Stern said that Tombaugh’s planetary discovery was named Pluto on the
suggestion of Venetia Burney, an English schoolgirl. “The amazing thing is
that 72 years after Clyde’s discovery, children still love Pluto. It’s their
favorite planet,” said Stern.

The Tombaugh Science Operations Center, located in Boulder, will be
responsible for generating scientific instrument observing plans, for data
archiving and reduction, and for supporting scientific investigators using
New Horizons data for the flyby of Jupiter in 2007, the flyby of Pluto and
its moon Charon in 2016, and at Kuiper Belt Object flybys thereafter.

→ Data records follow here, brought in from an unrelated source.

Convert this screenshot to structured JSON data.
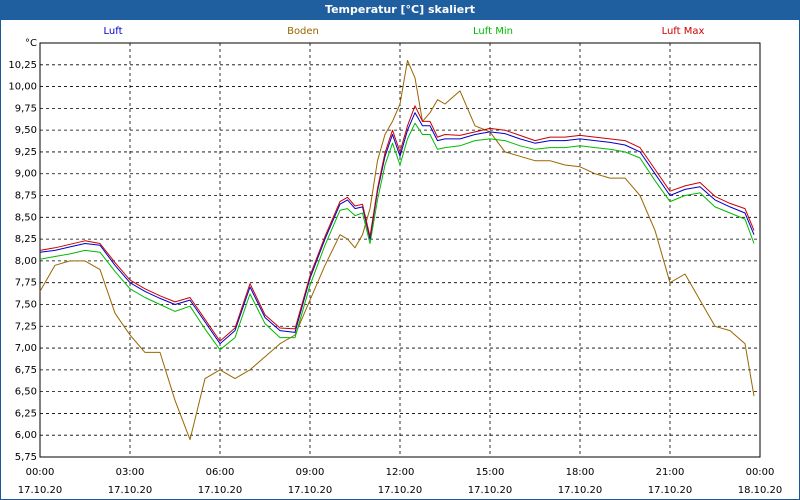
{
  "window": {
    "title": "Temperatur [°C] skaliert"
  },
  "chart_data": {
    "type": "line",
    "title": "Temperatur [°C] skaliert",
    "ylabel": "°C",
    "ylim": [
      5.75,
      10.5
    ],
    "yticks": [
      5.75,
      6.0,
      6.25,
      6.5,
      6.75,
      7.0,
      7.25,
      7.5,
      7.75,
      8.0,
      8.25,
      8.5,
      8.75,
      9.0,
      9.25,
      9.5,
      9.75,
      10.0,
      10.25
    ],
    "yticklabels": [
      "5,75",
      "6,00",
      "6,25",
      "6,50",
      "6,75",
      "7,00",
      "7,25",
      "7,50",
      "7,75",
      "8,00",
      "8,25",
      "8,50",
      "8,75",
      "9,00",
      "9,25",
      "9,50",
      "9,75",
      "10,00",
      "10,25"
    ],
    "xlim": [
      0,
      24
    ],
    "xticks": [
      0,
      3,
      6,
      9,
      12,
      15,
      18,
      21,
      24
    ],
    "xticklabels": [
      {
        "time": "00:00",
        "date": "17.10.20"
      },
      {
        "time": "03:00",
        "date": "17.10.20"
      },
      {
        "time": "06:00",
        "date": "17.10.20"
      },
      {
        "time": "09:00",
        "date": "17.10.20"
      },
      {
        "time": "12:00",
        "date": "17.10.20"
      },
      {
        "time": "15:00",
        "date": "17.10.20"
      },
      {
        "time": "18:00",
        "date": "17.10.20"
      },
      {
        "time": "21:00",
        "date": "17.10.20"
      },
      {
        "time": "00:00",
        "date": "18.10.20"
      }
    ],
    "grid": true,
    "legend_position": "top",
    "x": [
      0,
      0.5,
      1,
      1.5,
      2,
      2.5,
      3,
      3.5,
      4,
      4.5,
      5,
      5.5,
      6,
      6.5,
      7,
      7.5,
      8,
      8.5,
      9,
      9.5,
      10,
      10.25,
      10.5,
      10.75,
      11,
      11.25,
      11.5,
      11.75,
      12,
      12.25,
      12.5,
      12.75,
      13,
      13.25,
      13.5,
      14,
      14.5,
      15,
      15.5,
      16,
      16.5,
      17,
      17.5,
      18,
      18.5,
      19,
      19.5,
      20,
      20.5,
      21,
      21.5,
      22,
      22.5,
      23,
      23.5,
      23.8
    ],
    "series": [
      {
        "name": "Luft",
        "color": "#0000cc",
        "values": [
          8.1,
          8.12,
          8.16,
          8.2,
          8.18,
          7.95,
          7.75,
          7.65,
          7.57,
          7.5,
          7.55,
          7.3,
          7.05,
          7.2,
          7.7,
          7.35,
          7.2,
          7.18,
          7.8,
          8.25,
          8.65,
          8.7,
          8.6,
          8.62,
          8.25,
          8.8,
          9.2,
          9.45,
          9.2,
          9.5,
          9.7,
          9.55,
          9.55,
          9.38,
          9.4,
          9.4,
          9.45,
          9.48,
          9.46,
          9.4,
          9.35,
          9.38,
          9.38,
          9.4,
          9.38,
          9.36,
          9.33,
          9.25,
          9.0,
          8.75,
          8.82,
          8.85,
          8.7,
          8.62,
          8.55,
          8.3
        ]
      },
      {
        "name": "Boden",
        "color": "#996600",
        "values": [
          7.65,
          7.95,
          8.0,
          8.0,
          7.9,
          7.4,
          7.15,
          6.95,
          6.95,
          6.4,
          5.95,
          6.65,
          6.75,
          6.65,
          6.75,
          6.9,
          7.05,
          7.15,
          7.55,
          7.95,
          8.3,
          8.25,
          8.15,
          8.3,
          8.6,
          9.15,
          9.45,
          9.6,
          9.8,
          10.3,
          10.1,
          9.6,
          9.7,
          9.85,
          9.8,
          9.95,
          9.55,
          9.48,
          9.25,
          9.2,
          9.15,
          9.15,
          9.1,
          9.08,
          9.0,
          8.95,
          8.95,
          8.75,
          8.35,
          7.75,
          7.85,
          7.55,
          7.25,
          7.2,
          7.05,
          6.45
        ]
      },
      {
        "name": "Luft Min",
        "color": "#00bb00",
        "values": [
          8.02,
          8.05,
          8.08,
          8.12,
          8.1,
          7.88,
          7.68,
          7.58,
          7.5,
          7.42,
          7.48,
          7.22,
          6.98,
          7.12,
          7.62,
          7.28,
          7.12,
          7.12,
          7.72,
          8.18,
          8.58,
          8.6,
          8.52,
          8.55,
          8.2,
          8.7,
          9.1,
          9.35,
          9.1,
          9.4,
          9.58,
          9.45,
          9.45,
          9.28,
          9.3,
          9.32,
          9.38,
          9.4,
          9.38,
          9.32,
          9.28,
          9.3,
          9.3,
          9.32,
          9.3,
          9.28,
          9.25,
          9.18,
          8.92,
          8.68,
          8.75,
          8.78,
          8.62,
          8.55,
          8.48,
          8.2
        ]
      },
      {
        "name": "Luft Max",
        "color": "#cc0000",
        "values": [
          8.12,
          8.15,
          8.19,
          8.23,
          8.2,
          7.98,
          7.78,
          7.68,
          7.6,
          7.53,
          7.58,
          7.33,
          7.08,
          7.23,
          7.74,
          7.38,
          7.23,
          7.22,
          7.83,
          8.28,
          8.68,
          8.73,
          8.63,
          8.65,
          8.28,
          8.83,
          9.24,
          9.5,
          9.25,
          9.55,
          9.78,
          9.6,
          9.6,
          9.42,
          9.45,
          9.44,
          9.48,
          9.52,
          9.5,
          9.44,
          9.38,
          9.42,
          9.42,
          9.44,
          9.42,
          9.4,
          9.38,
          9.3,
          9.05,
          8.8,
          8.86,
          8.9,
          8.74,
          8.66,
          8.6,
          8.35
        ]
      }
    ]
  }
}
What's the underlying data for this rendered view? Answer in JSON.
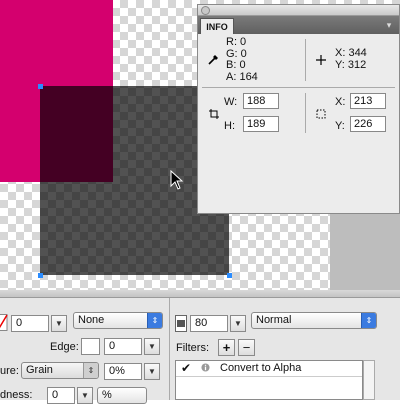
{
  "info_panel": {
    "tab_label": "INFO",
    "rgba": [
      "R: 0",
      "G: 0",
      "B: 0",
      "A: 164"
    ],
    "pointer_xy": [
      "X: 344",
      "Y: 312"
    ],
    "width_label": "W:",
    "width_value": "188",
    "height_label": "H:",
    "height_value": "189",
    "x_label": "X:",
    "x_value": "213",
    "y_label": "Y:",
    "y_value": "226"
  },
  "properties": {
    "stroke_size": "0",
    "edge_label": "Edge:",
    "edge_value": "0",
    "stroke_style": "None",
    "texture_label": "ure:",
    "texture_value": "Grain",
    "texture_percent": "0%",
    "softness_label": "dness:",
    "softness_value": "0",
    "softness_unit": "%",
    "opacity_value": "80",
    "blend_mode": "Normal",
    "filters_label": "Filters:",
    "add_filter": "+",
    "remove_filter": "−",
    "filter_items": [
      {
        "checked": "✔",
        "name": "Convert to Alpha"
      }
    ]
  },
  "colors": {
    "magenta": "#d4006e",
    "selection_handle": "#2a8cff",
    "popup_arrow": "#3b7be0"
  }
}
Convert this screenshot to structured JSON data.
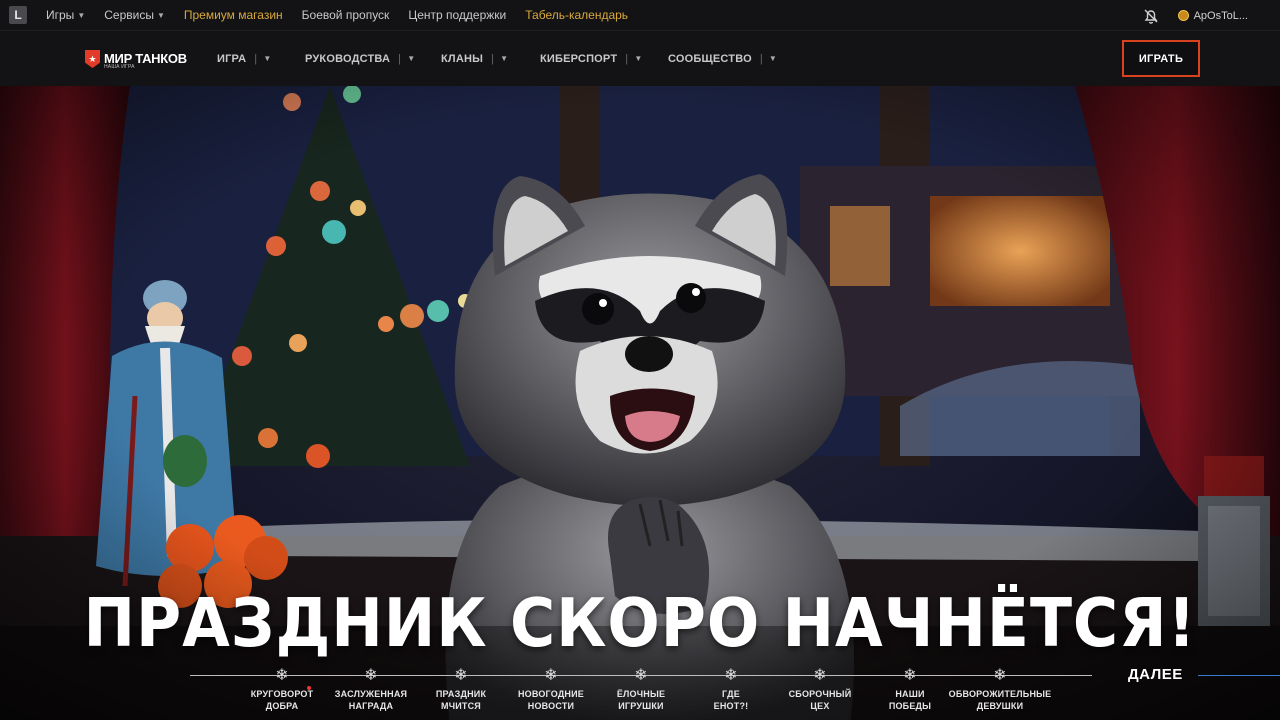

A TSOC dedication ceremony was held February 4 in Las Cruces, N.M., the home
of Tombaugh’s widow, Patsy, and their children, Annette Tombaugh-Sitz and
Alden Tombaugh. Clyde Tombaugh was a professor at New Mexico State
University in Las Cruces for more than 30 years. Mrs. Tombaugh accepted a
plaque from Stern commemorating the dedication of the TSOC.

Pluto is the most distant known planet and the largest member of the Kuiper
Belt. Kuiper Belt Objects — a class of objects composed of material believed
to have been left over after the formation of the other planets — have never
been exposed to the higher temperatures and solar radiation levels of the
inner solar system. Pluto has large quantities of ices of nitrogen and
simple molecules containing combinations of carbon, hydrogen, and oxygen,
necessary precursors of life on Earth. The gases comprising these ices would
be largely lost to space if Pluto had come close to the sun. Instead they
remain on Pluto as a sample of the primordial material that set the stage
for the evolution of the solar system as it exists today.

SwRI leads the New Horizons team, which also includes major partners at The
Johns Hopkins University Applied Physics Laboratory, Laurel, Md.; Stanford
University, Palo Alto, Calif.; Ball Aerospace Corp., Boulder; the NASA
Goddard Space Flight Center, Greenbelt, Md.; and the Jet Propulsion
Laboratory, Pasadena, Calif. The Johns Hopkins Applied Physics Lab will
build the New Horizons spacecraft and operate it in flight. More information
on the New Horizons mission can be found at http://pluto.jhuapl.edu.

Editors: The plaque presented to Patsy Tombaugh in honor of her husband,
Pluto discoverer Clyde Tombaugh, can be viewed at


SwRI is an independent, nonprofit, applied research and development
organization based in San Antonio, Texas, with more than 2,700 employees
and an annual research volume of more than $315 million.


Deborah Deffenbaugh

(210) 522-2046


Alan Stern, Ph.D.

(303) 546-9670